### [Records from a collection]
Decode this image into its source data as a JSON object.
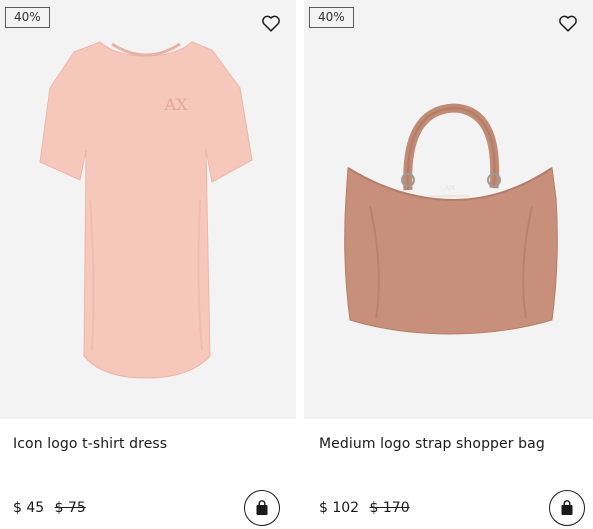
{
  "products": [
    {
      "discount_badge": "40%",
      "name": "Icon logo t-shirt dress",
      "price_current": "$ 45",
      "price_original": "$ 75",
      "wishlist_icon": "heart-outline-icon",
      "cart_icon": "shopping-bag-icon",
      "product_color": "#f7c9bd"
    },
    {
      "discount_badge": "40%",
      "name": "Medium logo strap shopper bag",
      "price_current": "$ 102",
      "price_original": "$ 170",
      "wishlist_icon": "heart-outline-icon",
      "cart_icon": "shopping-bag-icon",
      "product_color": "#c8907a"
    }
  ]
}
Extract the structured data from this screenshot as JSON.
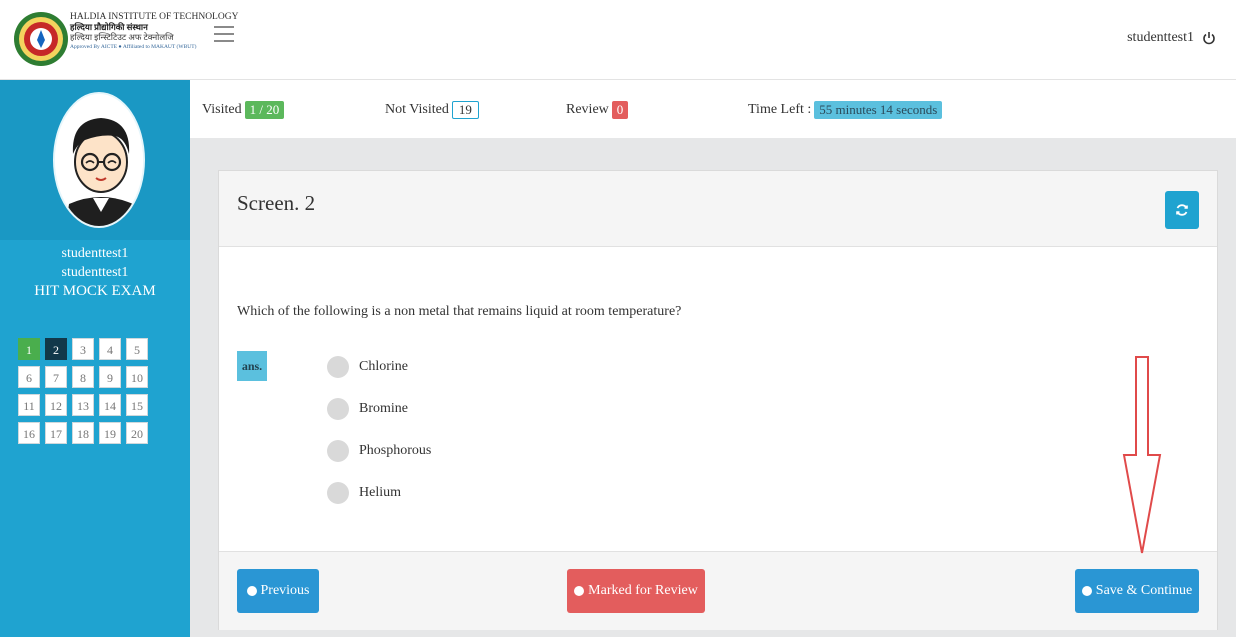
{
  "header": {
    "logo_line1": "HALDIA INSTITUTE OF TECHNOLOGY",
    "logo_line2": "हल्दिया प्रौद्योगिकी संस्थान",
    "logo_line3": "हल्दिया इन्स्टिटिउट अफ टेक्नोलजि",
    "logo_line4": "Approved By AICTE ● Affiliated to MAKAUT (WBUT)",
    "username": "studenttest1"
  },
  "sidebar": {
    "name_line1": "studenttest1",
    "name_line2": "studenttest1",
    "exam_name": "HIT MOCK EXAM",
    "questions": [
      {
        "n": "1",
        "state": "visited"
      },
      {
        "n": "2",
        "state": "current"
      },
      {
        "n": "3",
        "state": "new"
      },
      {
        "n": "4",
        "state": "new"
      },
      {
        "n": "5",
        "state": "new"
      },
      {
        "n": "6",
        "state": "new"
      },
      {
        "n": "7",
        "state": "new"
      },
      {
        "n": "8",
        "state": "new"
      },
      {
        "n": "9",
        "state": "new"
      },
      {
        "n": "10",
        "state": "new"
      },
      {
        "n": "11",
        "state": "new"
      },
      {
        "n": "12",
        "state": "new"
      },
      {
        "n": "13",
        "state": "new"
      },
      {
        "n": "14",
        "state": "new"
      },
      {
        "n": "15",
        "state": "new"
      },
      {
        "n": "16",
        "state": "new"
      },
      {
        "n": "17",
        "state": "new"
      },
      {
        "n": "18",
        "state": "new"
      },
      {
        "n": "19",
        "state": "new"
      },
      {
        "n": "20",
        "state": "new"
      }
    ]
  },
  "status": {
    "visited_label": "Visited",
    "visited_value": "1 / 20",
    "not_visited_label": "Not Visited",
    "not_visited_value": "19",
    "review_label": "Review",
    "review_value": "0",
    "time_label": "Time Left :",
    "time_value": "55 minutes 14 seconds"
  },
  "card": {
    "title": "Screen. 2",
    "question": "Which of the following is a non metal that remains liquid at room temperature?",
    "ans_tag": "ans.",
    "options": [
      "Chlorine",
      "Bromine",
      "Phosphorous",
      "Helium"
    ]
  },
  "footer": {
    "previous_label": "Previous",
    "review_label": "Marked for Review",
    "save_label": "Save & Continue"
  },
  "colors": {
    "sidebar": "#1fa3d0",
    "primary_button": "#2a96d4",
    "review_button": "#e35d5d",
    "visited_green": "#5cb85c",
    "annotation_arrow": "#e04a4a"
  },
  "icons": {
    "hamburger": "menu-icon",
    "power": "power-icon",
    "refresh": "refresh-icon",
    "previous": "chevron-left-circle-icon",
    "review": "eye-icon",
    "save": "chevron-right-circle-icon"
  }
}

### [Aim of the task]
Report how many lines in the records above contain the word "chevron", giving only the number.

### [Solution to this exercise]
2